The appointment of the new members drew a wary eye from the dozen or so solar power proponents sitting in attendance. One solar power supporter questioned the political nature of the selections, pointing to Epstein’s public statements opposing a robust subsidy being advocated by proponents of great solar use in Belmont.

The supporter pondered if Epstein ever took money from oil companies in his employment as an expert witness, unaware Epstein was sitting behind him. The long-time Warrant Committee member took considerable umbrage to the accusation of being a “hired gun” for the petroleum industry.

For the proponents, the new committee will only stall an already delayed policy which, on its face, will affect a small number of users and costing the town – which they contend is overwhelmingly supportive of solar power usage – “pennies.”

“Why such Sturm und Drang” on supporting solar power, asked Claus Becker of Poplar Road.
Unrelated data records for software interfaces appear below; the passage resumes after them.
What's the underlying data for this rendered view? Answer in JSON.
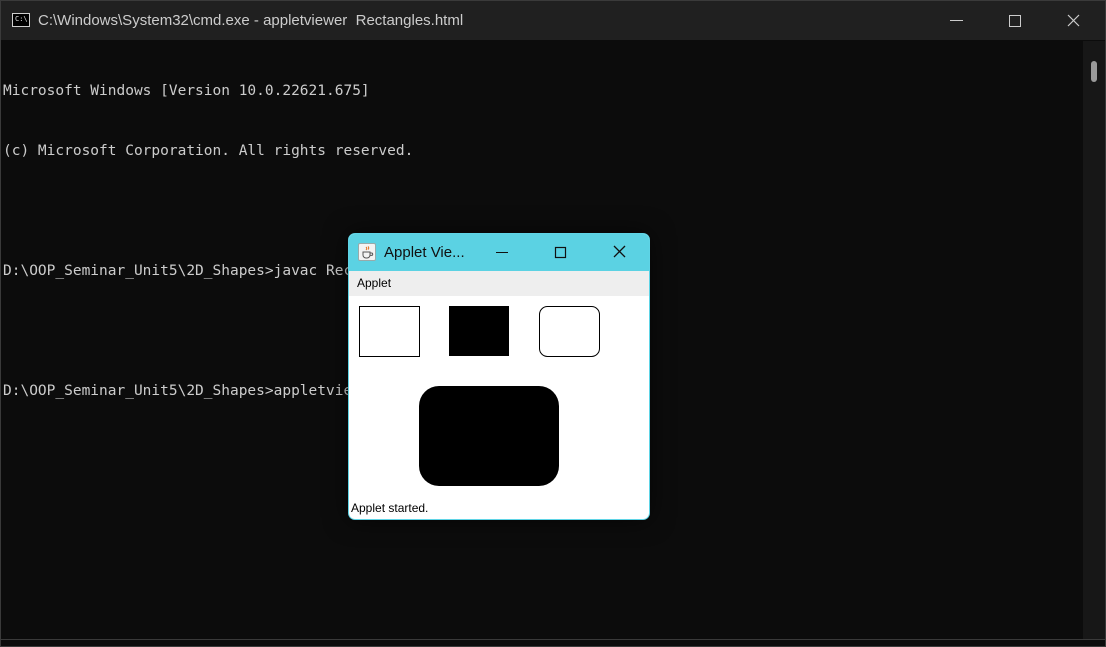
{
  "cmd": {
    "title": "C:\\Windows\\System32\\cmd.exe - appletviewer  Rectangles.html",
    "icon_text": "C:\\",
    "lines": [
      "Microsoft Windows [Version 10.0.22621.675]",
      "(c) Microsoft Corporation. All rights reserved.",
      "",
      "D:\\OOP_Seminar_Unit5\\2D_Shapes>javac Rectangles.java",
      "",
      "D:\\OOP_Seminar_Unit5\\2D_Shapes>appletviewer Rectangles.html"
    ],
    "colors": {
      "background": "#0c0c0c",
      "titlebar": "#202020",
      "text": "#cccccc"
    }
  },
  "applet_viewer": {
    "title": "Applet Vie...",
    "menu": "Applet",
    "status": "Applet started.",
    "colors": {
      "titlebar": "#5bd2e3",
      "canvas": "#ffffff",
      "shapes": "#000000"
    },
    "shapes": [
      {
        "name": "outlined-rectangle",
        "kind": "drawRect",
        "filled": false,
        "rounded": false
      },
      {
        "name": "filled-rectangle",
        "kind": "fillRect",
        "filled": true,
        "rounded": false
      },
      {
        "name": "outlined-rounded-rectangle",
        "kind": "drawRoundRect",
        "filled": false,
        "rounded": true
      },
      {
        "name": "filled-rounded-rectangle",
        "kind": "fillRoundRect",
        "filled": true,
        "rounded": true
      }
    ]
  },
  "icons": {
    "cmd": "cmd-icon",
    "java": "java-cup-icon",
    "minimize": "minimize-icon",
    "maximize": "maximize-icon",
    "close": "close-icon"
  }
}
Light Board member Jim Williams said solar proponents has crafted their proposal evaluated by a research firm for its fairness to non-solar ratepayers. Further delays will only promote uncertainty among solar panel installers that have written off Belmont as a viable community for their work.

“Just do it now,” said Williams, urging his fellow board members to support the solar proponents proposal that focuses on a series of charges, buybacks and tariffs that would subsidize residents use of solar power.

While his two colleagues were willing to make small changes to the existing policy, they did not appear ready to abandon the TNMWAG they just created.